Some of you will be familiar with Mindfulness and it will perhaps be new to others, but certainly it is mentioned a lot in the media. Mindfulness is not sitting in silence and without moving a muscle. This is very difficult to do as adults let alone for children and although formal sitting practice can be part of mindfulness it is not by any means all of it.
Mindfulness is not about being calm. This is a very common misconception and can lead to people feeling that it’s just not for them or the frustration that they “can’t do it”. Having said that it may help you feel calm and relaxed, but this is not the main aim.
So what is it then?
Mindfulness is sometimes defined as bringing awareness to the present moment. So when you stop and take a breath, that is mindfulness. And when you notice something that perhaps you haven’t noticed before, like perhaps a flower in the garden or even a grubby mark on the kitchen wall, and really give it your attention, that is mindfulness. When you take your time over cooking or eating something and really notice the flavours and the textures etc, this is also mindfulness. So you are probably doing it already!

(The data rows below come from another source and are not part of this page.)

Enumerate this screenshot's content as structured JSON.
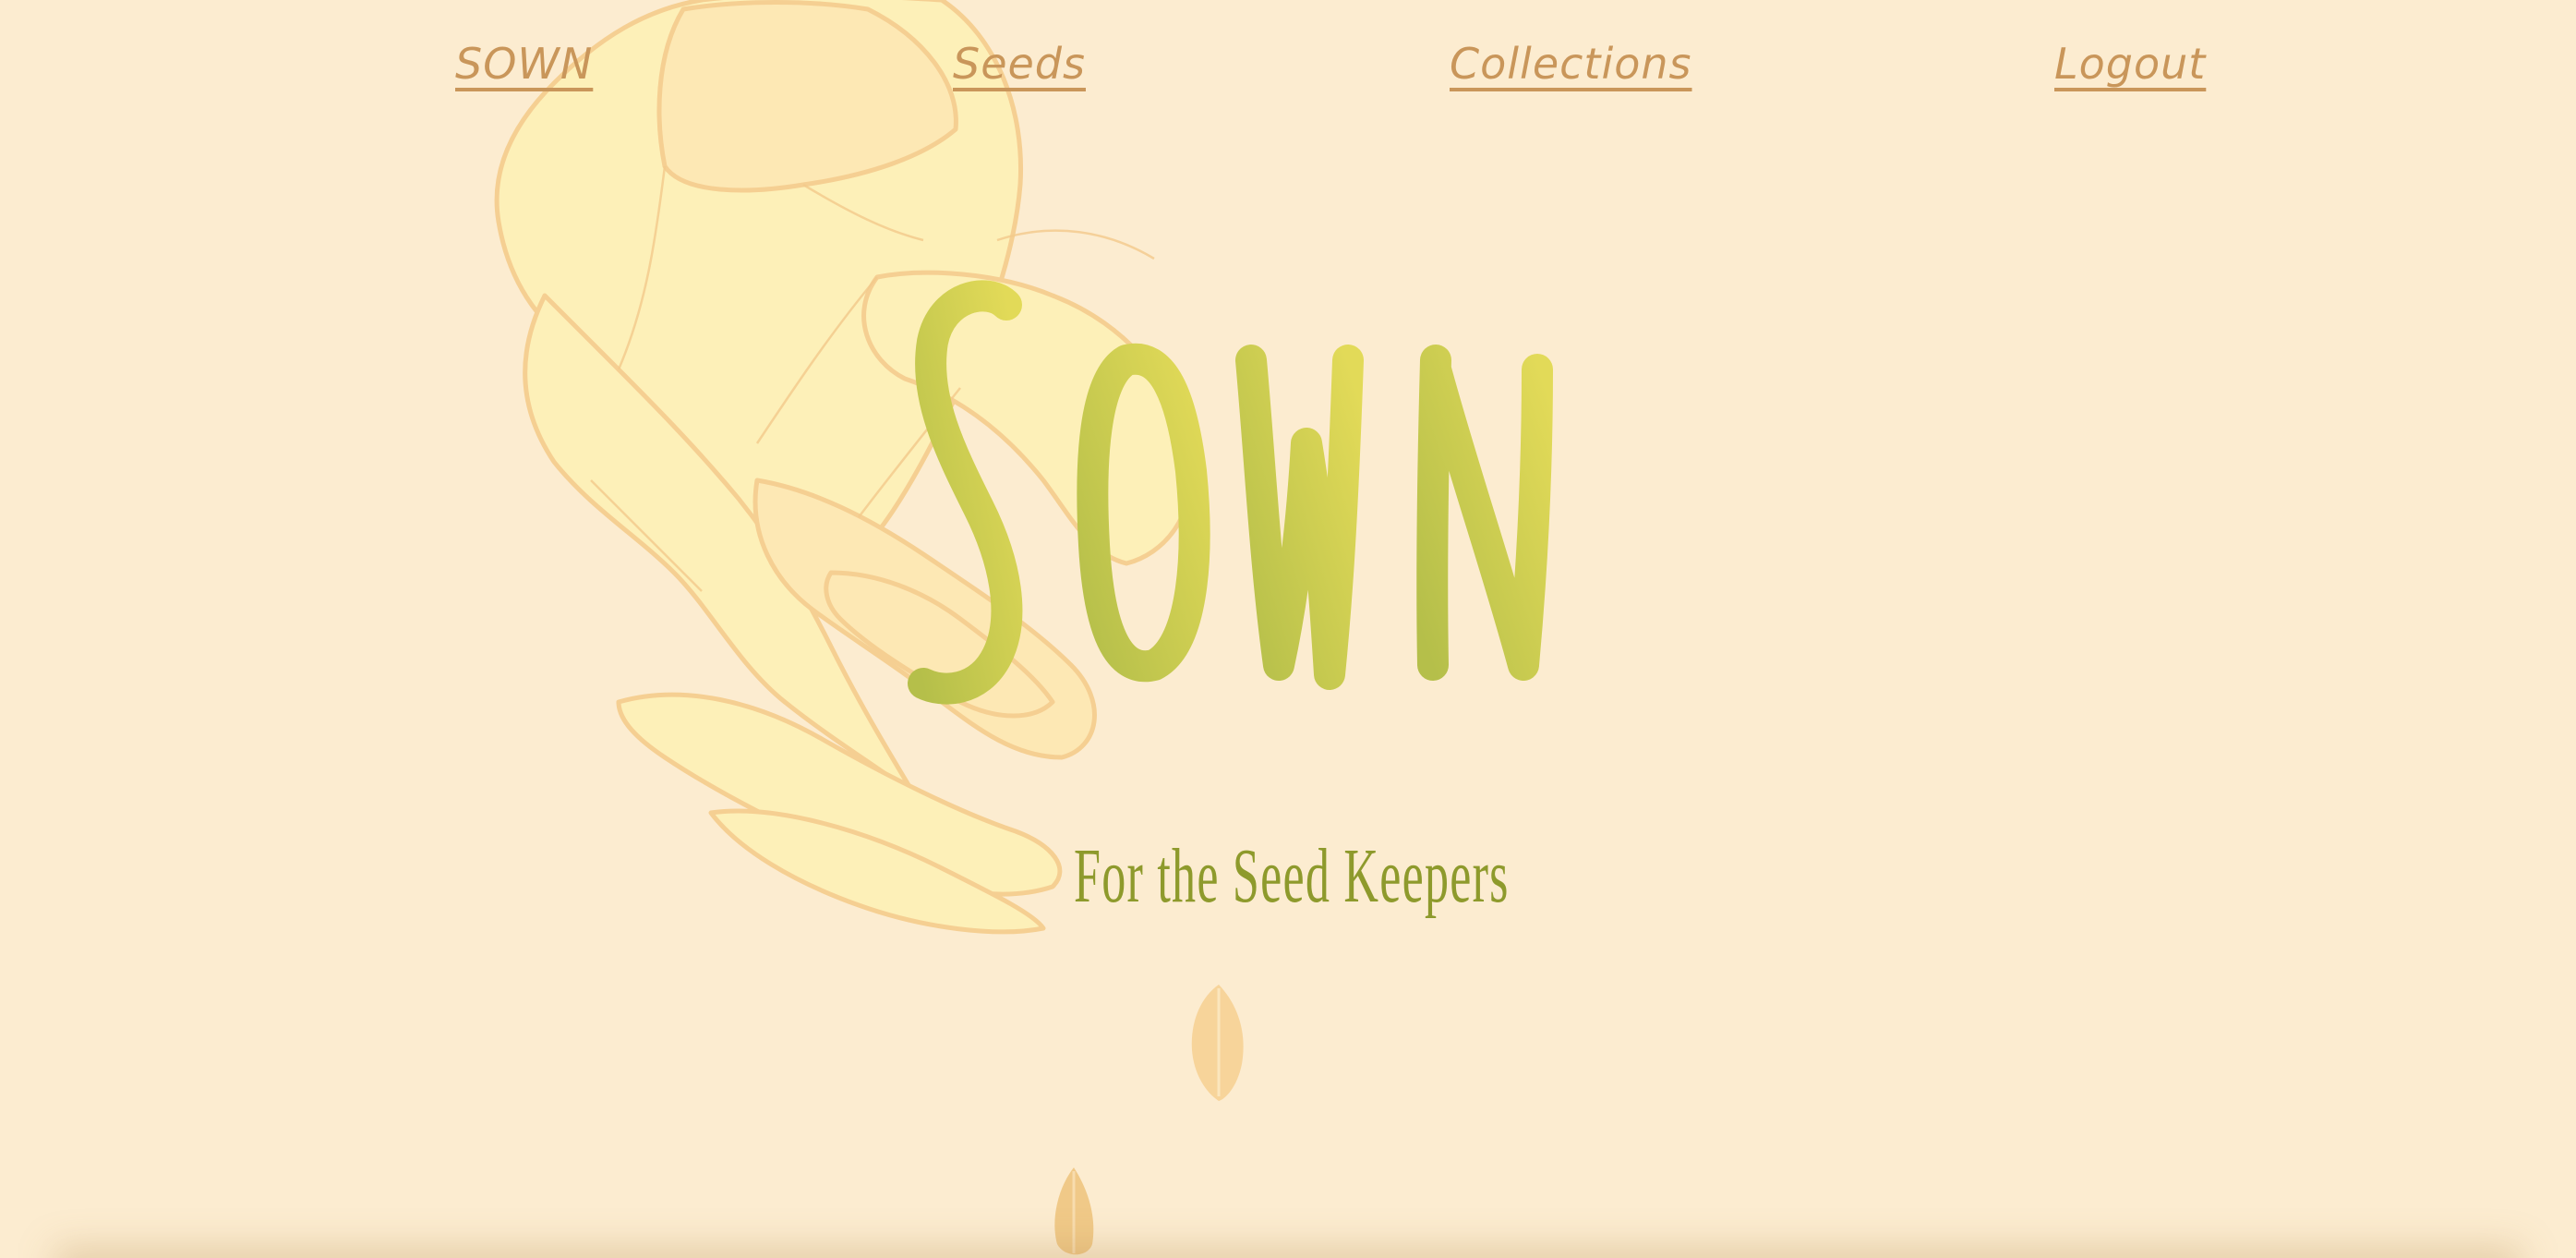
{
  "nav": {
    "home_label": "SOWN",
    "seeds_label": "Seeds",
    "collections_label": "Collections",
    "logout_label": "Logout"
  },
  "hero": {
    "title": "SOWN",
    "tagline": "For the Seed Keepers"
  },
  "colors": {
    "background": "#fcecd0",
    "nav_link": "#c9965a",
    "title_green_start": "#b5bf4a",
    "title_green_end": "#e2da58",
    "tagline": "#8e9a2c",
    "hand_fill": "#fdf0b8",
    "hand_stroke": "#f5cf92",
    "seed": "#f7d49a"
  },
  "icons": {
    "hand": "hand-sowing-illustration",
    "seed": "seed-icon"
  }
}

The children at Soudley School have all had the opportunity to learn about mindfulness and as part of this, they have learnt a little bit about how the brain works. One thing that happens a lot is that when we are trying to be calm and empty our minds, the brain is very clever at filling our heads with thoughts – this is sometimes called the busy or the monkey mind. Some people at the moment are finding it very hard to relax before they go to sleep, and thoughts of worry, fear and even panic are a very common and logical response to the situation we find ourselves in. Mindfulness can be something that we can practise to help us focus and notice those thoughts and perhaps learn some strategies to let some of those unwelcome thoughts go.
This takes practice but that is why it’s called mindfulness practice, and in fact the practice is the noticing what is happening, ie the intrusive thoughts or whatever you happen to notice. Trying to push away any intrusive thoughts usually doesn’t work so a mindful approach would be, instead, to “notice and allow”, ie acknowledge that you are feeing anxious or angry or whatever, and use one of the mindfulness techniques to move on from those thoughts, or at least give yourself a little break from them! 

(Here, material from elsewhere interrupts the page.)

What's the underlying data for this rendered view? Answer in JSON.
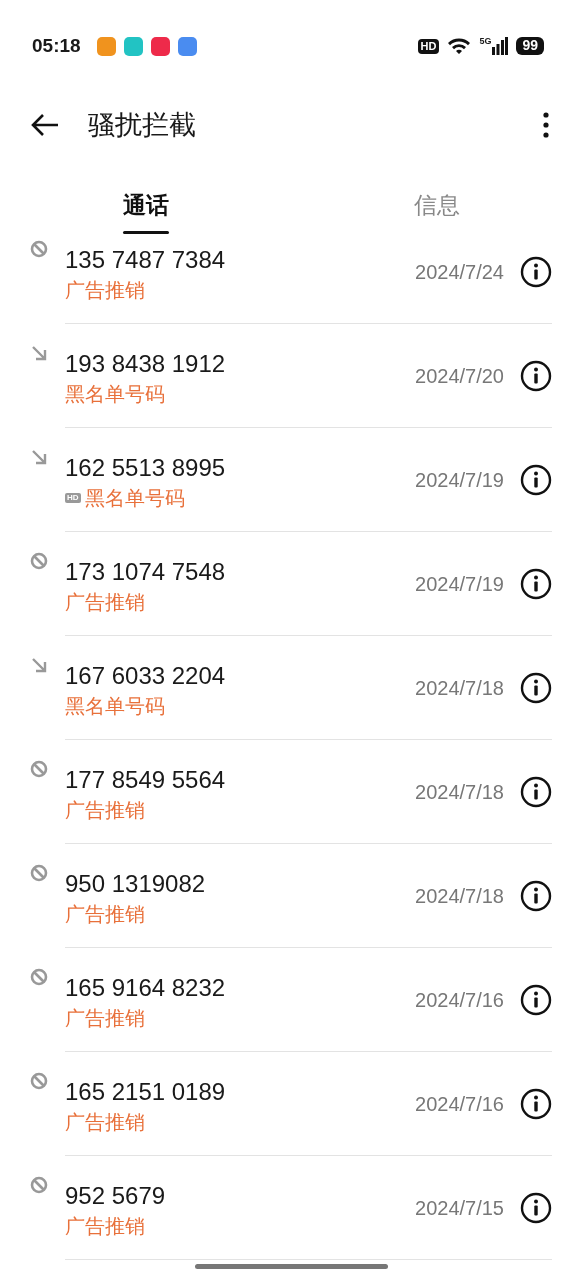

You can try focusing on your breath and really bring your awareness to your breath – this is done not by thinking about the breath, but instead by feeling it, eg you might feel the breath in your throat, in your nostrils, you might notice the rise and fall of your chest, even noticing the sound of the breath. Bringing an interest or curiosity to your practice, rather than trying or striving to “get it right” as there is no right or wrong – whatever it is that you are feeling, is great to notice and that is mindfulness practice in action!
Another feature of mindfulness that may be useful is to focus, as in bring your awareness to, the feelings in your whole body, and this is sometimes called the body scan. It’s a lying down practice so nice and relaxing and it takes you through focusing on the different parts of your body from head to toe, or the other way around, it doesn’t matter. You may want to use a technique which is used in yoga sometimes which is to tense and relax each part of your body, as this can help develop the skill of focusing. 
Mindful movement is also good and is very accessible to children. This can be any simple stretching movement, but it’s just done much more slowly with the emphasis being on noticing the effects of the movement, where you feel the stretch etc.
read this mindfulness story